    One hundred twenty-five evaluations were received from six programs. Ratings were on a 5-point Likert scale (1 = strongly disagree, 5 = strongly agree).

    Engaged in meaningful conversations with colleagues: 4.50.

    Identified resources to advance my work: 4.53.

    Developed more effective strategies to communicate my ideas: 4.56.

    Feel more confident in my ability to listen to audience concerns: 4.60.

    Know how stories help a speaker to connect with an audience: 4.59.


    We brought a variety of novel techniques used at multiple institutions together into a unified workshop. Our goal was to use techniques and principles from theater in the delivery of an immersive learning activity focused on building communication skills around difficult topics. While the included examples all focus on issues related to diversity of thought, communication, and professionalism, this workshop can be used in faculty development for any topic that warrants depth of communication. In addition, educators may choose to use this process in medical education settings across the continuum of learners.

    The AAMC attendees fully participated in the workshop, which added to its success. As reflected in their comments, the learners enjoyed the interactive nature of the workshop, which provided experiential learning in theater techniques in medical education. The topics relating to microaggressions and discrimination explored during the workshop elicited powerful discussion from participants, unusual for a national conference in our experience. Many participants felt uncomfortable discussing the topics yet remarked that by doing so in a safe and fun environment, they felt a greater appreciation for diversity than they had in the past.

    The evaluation data suggest the link to medical education was not as clear as we intended. To address this issue, we created a new handout, Appendix G, as a guide to determining when to use the various methodologies taught in the workshop. This guide should assist educators in the selection of appropriate methods after they have written their learning objectives and desired learning outcomes.

    The methodology used to evaluate this national workshop was not ideal. Due to issues with the traditional evaluation system, we utilized a retrospective pre/post format emailed to participants. The respondents (25% response rate) may not be reflective of the entire group of participants, creating a sampling or ascertainment bias. In addition, the educators who attend the AAMC annual meeting inherently may have differences from other faculty.

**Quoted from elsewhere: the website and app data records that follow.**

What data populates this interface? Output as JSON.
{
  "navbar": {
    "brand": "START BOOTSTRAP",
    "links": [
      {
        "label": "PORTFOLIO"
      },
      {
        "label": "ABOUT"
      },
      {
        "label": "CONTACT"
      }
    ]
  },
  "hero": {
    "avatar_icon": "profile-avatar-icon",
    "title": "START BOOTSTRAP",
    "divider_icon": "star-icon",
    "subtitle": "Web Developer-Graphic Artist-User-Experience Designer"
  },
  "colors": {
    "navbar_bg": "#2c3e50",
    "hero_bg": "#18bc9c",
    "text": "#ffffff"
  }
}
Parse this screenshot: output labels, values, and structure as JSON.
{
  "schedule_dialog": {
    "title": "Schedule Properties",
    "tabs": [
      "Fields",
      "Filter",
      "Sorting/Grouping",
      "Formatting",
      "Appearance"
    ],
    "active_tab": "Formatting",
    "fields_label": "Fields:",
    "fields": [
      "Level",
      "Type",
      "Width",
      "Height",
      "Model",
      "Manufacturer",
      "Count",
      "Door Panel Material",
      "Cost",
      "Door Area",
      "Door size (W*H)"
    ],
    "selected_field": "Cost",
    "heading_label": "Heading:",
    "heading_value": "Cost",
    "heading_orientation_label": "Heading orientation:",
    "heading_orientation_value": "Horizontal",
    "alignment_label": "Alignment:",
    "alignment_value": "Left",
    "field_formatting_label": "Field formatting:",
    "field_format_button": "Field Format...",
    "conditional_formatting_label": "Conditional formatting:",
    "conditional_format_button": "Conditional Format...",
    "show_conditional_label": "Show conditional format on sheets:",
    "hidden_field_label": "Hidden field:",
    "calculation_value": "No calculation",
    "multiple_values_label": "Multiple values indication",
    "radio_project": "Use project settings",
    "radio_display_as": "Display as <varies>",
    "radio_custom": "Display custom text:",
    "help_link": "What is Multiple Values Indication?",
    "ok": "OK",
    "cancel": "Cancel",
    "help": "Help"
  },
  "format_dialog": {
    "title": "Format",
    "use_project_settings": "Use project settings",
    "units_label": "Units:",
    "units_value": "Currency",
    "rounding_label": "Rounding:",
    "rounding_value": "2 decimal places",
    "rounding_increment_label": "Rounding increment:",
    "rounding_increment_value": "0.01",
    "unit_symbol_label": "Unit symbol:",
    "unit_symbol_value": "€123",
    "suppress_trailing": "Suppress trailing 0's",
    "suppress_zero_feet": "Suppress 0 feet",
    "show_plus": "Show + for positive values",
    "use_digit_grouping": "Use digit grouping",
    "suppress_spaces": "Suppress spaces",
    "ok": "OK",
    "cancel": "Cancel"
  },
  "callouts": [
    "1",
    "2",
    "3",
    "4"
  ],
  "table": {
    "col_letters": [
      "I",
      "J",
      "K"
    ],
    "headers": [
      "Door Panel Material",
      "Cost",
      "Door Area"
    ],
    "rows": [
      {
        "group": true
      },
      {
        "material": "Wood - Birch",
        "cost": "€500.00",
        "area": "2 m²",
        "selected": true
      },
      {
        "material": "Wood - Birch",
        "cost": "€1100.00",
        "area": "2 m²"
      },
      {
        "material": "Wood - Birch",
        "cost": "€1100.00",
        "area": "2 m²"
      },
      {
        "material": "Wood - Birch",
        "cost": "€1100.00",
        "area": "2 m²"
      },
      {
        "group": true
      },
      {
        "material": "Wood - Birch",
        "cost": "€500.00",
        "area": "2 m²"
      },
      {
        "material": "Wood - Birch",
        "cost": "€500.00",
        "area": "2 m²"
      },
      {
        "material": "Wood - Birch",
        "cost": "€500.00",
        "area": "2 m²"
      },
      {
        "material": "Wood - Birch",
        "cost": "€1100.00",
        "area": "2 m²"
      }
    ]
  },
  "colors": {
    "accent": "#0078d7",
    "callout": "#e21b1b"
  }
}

    This learning modality and the tools we provide can be used to design a faculty development session or as a self-study allowing educators to apply the principles contained in the module. Each of us annotated our PowerPoint sections to offer teaching pearls about the given methodology. Details about each methodology are provided in Appendix I. Appendix J is a guide for coaching and debriefing. With these tools, educational learners at any level should be able to gain new skills and incorporate theater principles into their educational activities.

    The creators of this workshop have a range of acting and theater experience—from distant middle-school experience to current drama professionals. Many of us were nervous, reluctant actors for the large-group sociodrama demonstration. In the end, this nervousness made the demonstration more real and showed that even those with little theater experience can do it. As a group, we realized that any of us could implement the materials (after clarifying our questions with the main section author) and believe that almost anyone can learn from this module as well.

    The workshop participants made very good suggestions about videotaping and having examples available online. Although we were unable to do so in this publication, creating a repository of theater materials for medical education is a future opportunity.

    Using theater in faculty development provides a powerful tool for educators. The depth of emotion elicited by acting and the ability to practice difficult conversations make theater an ideal tool for education related to diversity and inclusion. This workshop provides educators a range of theater techniques with which to enhance their educational programs.